How to get to South Carolina’s top tourist attractions

Tourism industry leaders are scrambling to make the most of the holiday season as tourists flocking to the Blue Ridge Mountains, South Carolina.

Key points:More than 6,000 people visited South Carolina in 2016-17, more than any other stateThe Blue Ridge is the most popular destination in the US for families with children and families on a budgetTourism has long been a key part of the state’s economy, but it’s now facing a challenge in attracting more visitorsThe Blue Cut is a 1,300-metre-high mountain peak in South Carolina that is the highest in the country.

Its popularity has helped South Carolina attract more than 6-million visitors in the past decade, but its popularity has also created challenges for tourism.

Last year, the state recorded the lowest number of visitors in a decade.

In a new survey released today, tourism officials said they are now seeing the effects of the economic downturn in the state, as more people are visiting their favourite destinations but fewer are taking advantage of their savings.

The survey found the number of people planning to visit the Blue Cut, the highest mountain in the South, was down 7 per cent, while the number who were planning to do so was up 9 per cent.

It also found the average time spent on the Blue Crest trail, which takes hikers from the Blue Mountains to the scenic towns of Greenville and Fort Sumter, is down by a fifth.

But for some, it is a long way from the top.

In fact, visitors from the South are spending a record-breaking $14 billion on their holiday, with the Blue Cross of South Carolina reporting a record $15.6 billion in ticket sales.

This year, South Carolinians will spend $5.8 billion on holiday activities, compared to $4.3 billion last year.

The Blue Crest Trail, which goes to the southern tip of the Blue Mountain and provides access to a variety of attractions, is also seeing a drop in visitor numbers.

The number of visits has dropped to 1.8 million, from 2.4 million in 2016.

This has been attributed to a number of factors including the closure of the South Carolina Highway 1 in 2016 and the closing of the road between Greenville, North Carolina and South Carolina, as well as the closure in 2018 of the Green Mountain Trail.

The state’s tourism and economic development agencies are now preparing for an even bigger decline in tourists, with an economic impact analysis being commissioned and a tourism advisory council being formed.

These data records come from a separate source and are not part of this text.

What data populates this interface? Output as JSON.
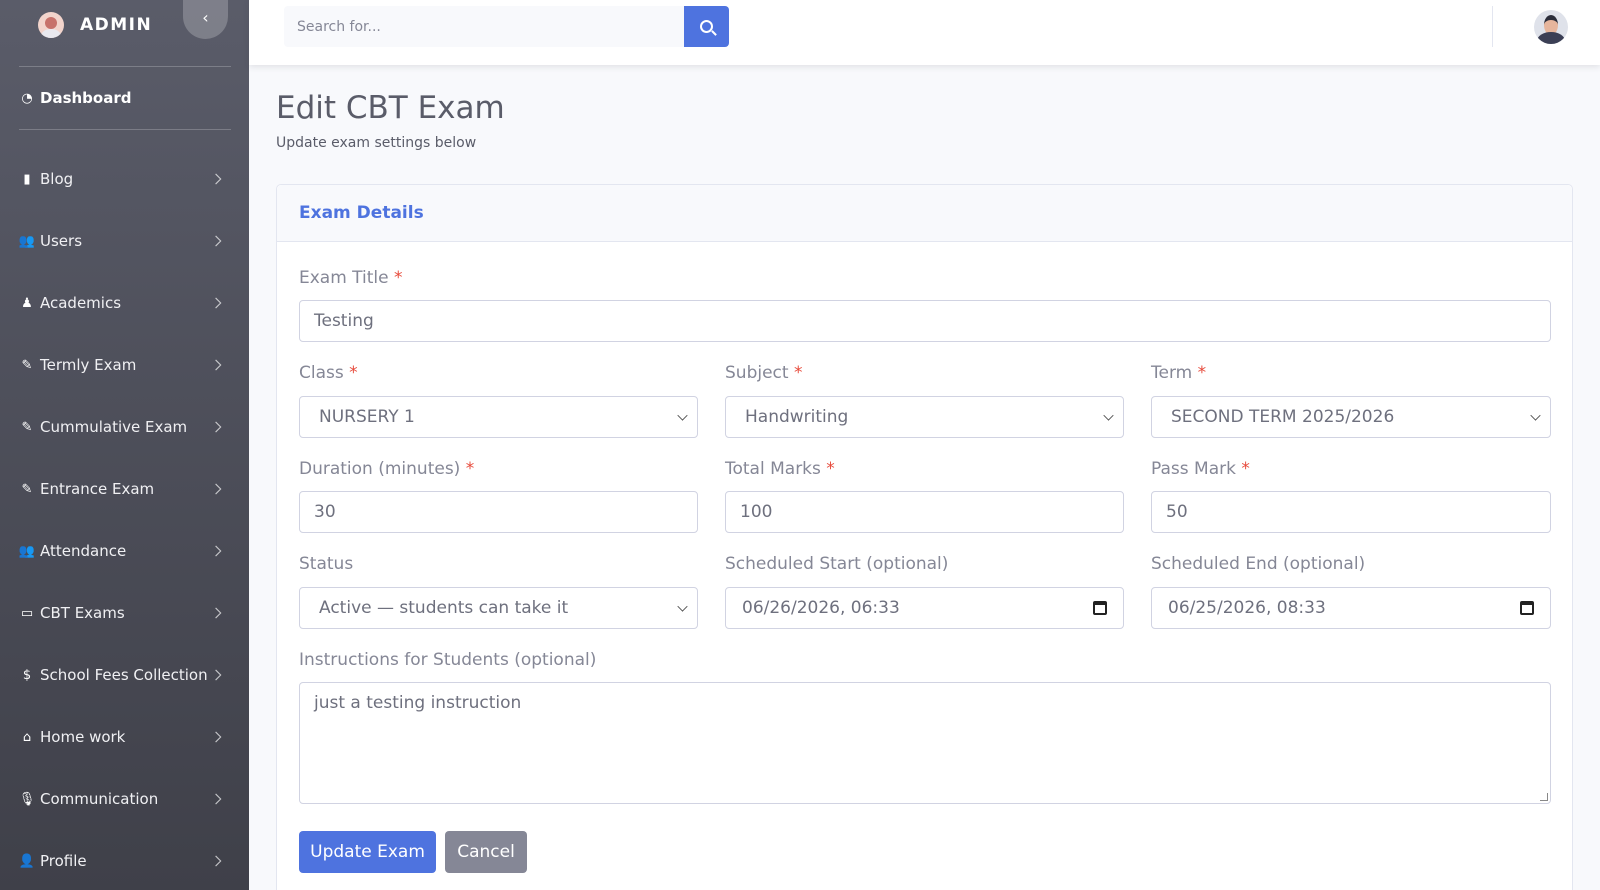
{
  "sidebar": {
    "brand": "ADMIN",
    "toggle_icon": "‹",
    "dashboard": {
      "icon": "◔",
      "label": "Dashboard"
    },
    "items": [
      {
        "icon": "▮",
        "label": "Blog"
      },
      {
        "icon": "👥",
        "label": "Users"
      },
      {
        "icon": "♟",
        "label": "Academics"
      },
      {
        "icon": "✎",
        "label": "Termly Exam"
      },
      {
        "icon": "✎",
        "label": "Cummulative Exam"
      },
      {
        "icon": "✎",
        "label": "Entrance Exam"
      },
      {
        "icon": "👥",
        "label": "Attendance"
      },
      {
        "icon": "▭",
        "label": "CBT Exams"
      },
      {
        "icon": "$",
        "label": "School Fees Collection"
      },
      {
        "icon": "⌂",
        "label": "Home work"
      },
      {
        "icon": "🎙",
        "label": "Communication"
      },
      {
        "icon": "👤",
        "label": "Profile"
      }
    ]
  },
  "topbar": {
    "search_placeholder": "Search for..."
  },
  "page": {
    "title": "Edit CBT Exam",
    "subtitle": "Update exam settings below"
  },
  "card": {
    "title": "Exam Details"
  },
  "form": {
    "exam_title": {
      "label": "Exam Title",
      "required": "*",
      "value": "Testing"
    },
    "class": {
      "label": "Class",
      "required": "*",
      "value": "NURSERY 1"
    },
    "subject": {
      "label": "Subject",
      "required": "*",
      "value": "Handwriting"
    },
    "term": {
      "label": "Term",
      "required": "*",
      "value": "SECOND TERM 2025/2026"
    },
    "duration": {
      "label": "Duration (minutes)",
      "required": "*",
      "value": "30"
    },
    "total_marks": {
      "label": "Total Marks",
      "required": "*",
      "value": "100"
    },
    "pass_mark": {
      "label": "Pass Mark",
      "required": "*",
      "value": "50"
    },
    "status": {
      "label": "Status",
      "value": "Active — students can take it"
    },
    "scheduled_start": {
      "label": "Scheduled Start (optional)",
      "value": "06/26/2026, 06:33"
    },
    "scheduled_end": {
      "label": "Scheduled End (optional)",
      "value": "06/25/2026, 08:33"
    },
    "instructions": {
      "label": "Instructions for Students (optional)",
      "value": "just a testing instruction"
    },
    "update_button": "Update Exam",
    "cancel_button": "Cancel"
  },
  "colors": {
    "primary": "#4e73df",
    "secondary": "#858796",
    "danger": "#e74a3b",
    "sidebar_top": "#5a5c69"
  }
}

South Carolina’s tourism economy is estimated to generate about $30 billion in revenue each year, but there is a serious shortfall in the number and quality of tourists.

In the meantime, there are still plenty of opportunities to take advantage of the region’s beauty and its abundant wildlife, and the Blue Cuts can offer some of the most breathtaking views in the world.

Read more:The Blue Coves are a 2,000-metres-high peak in the Blue mountains, and is one of the highest peaks in the southern US.

The trail begins at the Blue Lakes, an island in the ocean, and climbs steeply to the top of the mountain, before descending to the valley below.

The trails are often used by hikers, canoeists, kayakers, horseback riders and other recreational enthusiasts.

Tourism experts have long been critical of the lack of tourism spending in South Carolinas, with tourism revenues in the region falling from $9.7 billion in 2011-12 to $6.2 billion last summer.

South Carolinias tourism industry is struggling, with annual losses at least $3.5 billion.

A report released last year found that tourism had lost more than $300 million between 2009 and 2016, while economic growth in the area had declined by nearly half.

“In some parts of the US, tourism is still struggling, but in South America, tourism has been booming for decades,” South Carolina Tourism and Economic Development Minister Tom Anderson said.

“South Carolina is one example of how tourism can provide economic benefits in the community and to the country.”

Topics:industry,travel-and-tourism,travelers,south-carolina,united-states